In the British game, certainly, we’ve already moved on to a discussion about a cross-border league involving Rangers and Celtic. According to a report, moves have already begun to invite Rangers and Celtic into a British Super League but with the antennae of English fans now twitching at the mere hint of something likely to subvert the principle of sporting merit, opposition is certain to be fierce.
Although the story was broken by an England-based reporter, it does not seem to have caught the imagination of the English media and public. Perhaps because they know, as we all do, that we’ve here before.
Inevitably, there was a discussion on TalkSport about the prospect. Jonathan Woodgate, the Bournemouth manager, made his objection very clear. “It wouldn’t be fair,” he said. No doubt others in the Championship as well as further down the tiers will be of similar mind. However, this concept - a slightly less extreme redefining of the football map to a European Super League - is gaining support within the corridors of the game’s governing bodies.

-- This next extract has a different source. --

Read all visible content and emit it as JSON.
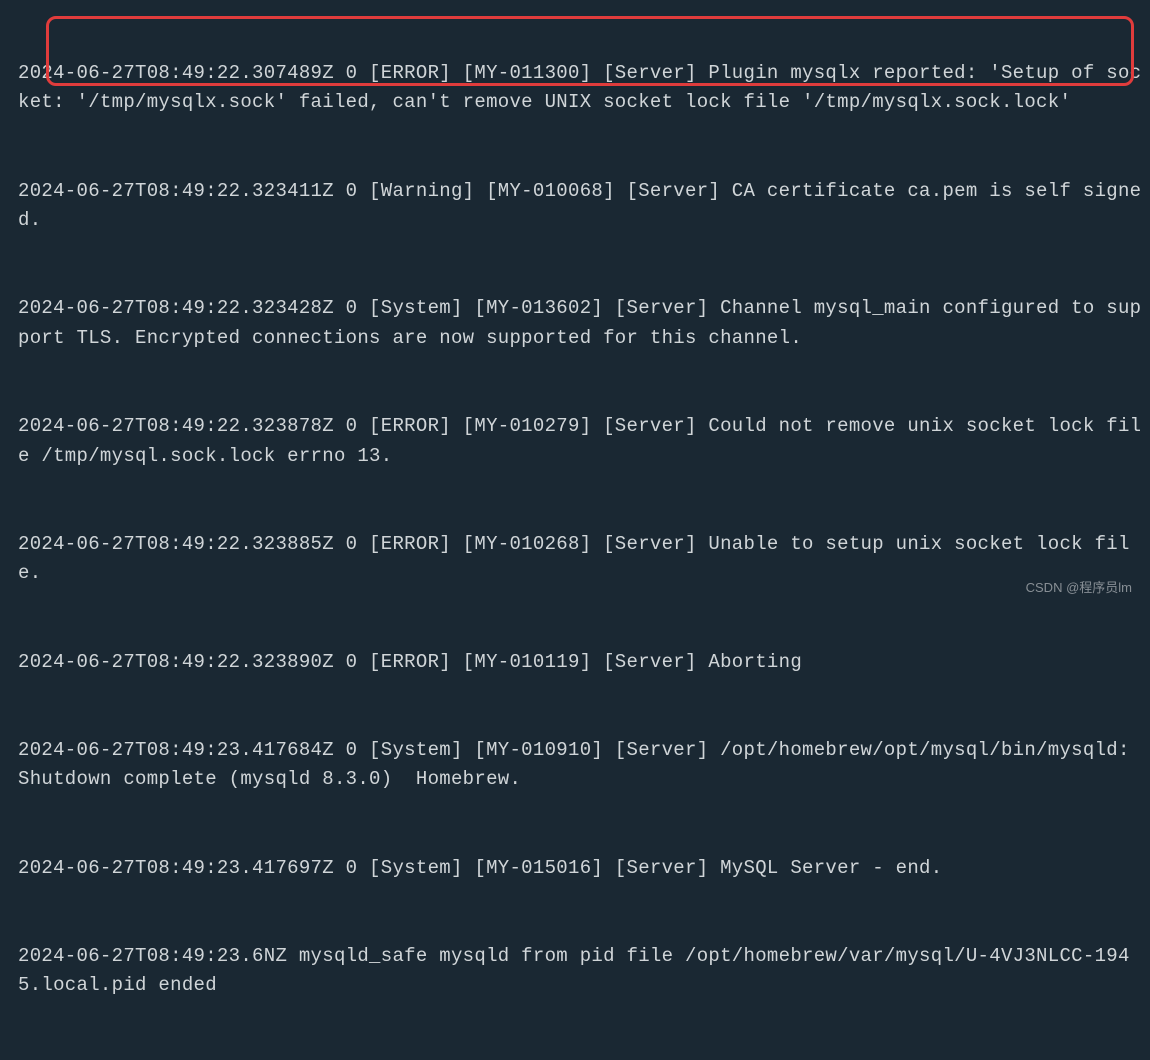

Fifa president Gianni Infantino has already given his blessing to the idea of cross-border leagues, with Holland and Belgium moving towards such a set-up. Mexican teams are also being lined up to join MLS in the United States.
While English fans might be firmly against the British Super League idea, the mood music in Scotland has shifted from feeling insulted at the thought of being spurned by Rangers and Celtic to being in favour of it.
We have recently marked the 35th successive year where one of Rangers and Celtic have won the league. Even when the Ibrox club suffered financial meltdown and spent four years out of the top tier, no one was able to lay a glove on Celtic. The smallest points-gap was 15 when Aberdeen finished second in 2015-16. The Pittodrie club were the last to win the title outwith the Old Firm, in 1985.
Football has changed beyond all recognition since goalkeepers were permitted to pick the ball up after backpasses and fans stood – and peed – on the terraces.
Normal service was resumed when Celtic pinched the title from Hearts on the last day of the 85-86 season. So much about society and the way we live has altered since then. And yet here we remain, still under the yoke of the Old Firm and hurtling towards 40 years, and, let’s face it, probably half a century, of Old Firm title hegemony.
Can anyone see the status quo changing anytime soon? Indeed, a Leicester City-type scenario is probably becoming less likely. Even TV deals are hinged on the need for Rangers and Celtic to play each other four times each season.
It’s not the way anyone wants sport to operate, as shown by the response across Europe this week. But Rangers and Celtic seem wedded to Scotland, for better of worse, especially with English supporters – Arsenal’s being the latest, before last night’s game with Everton – protesting because, as one put it, “we didn’t want to destroy sporting merit for the entire football family”.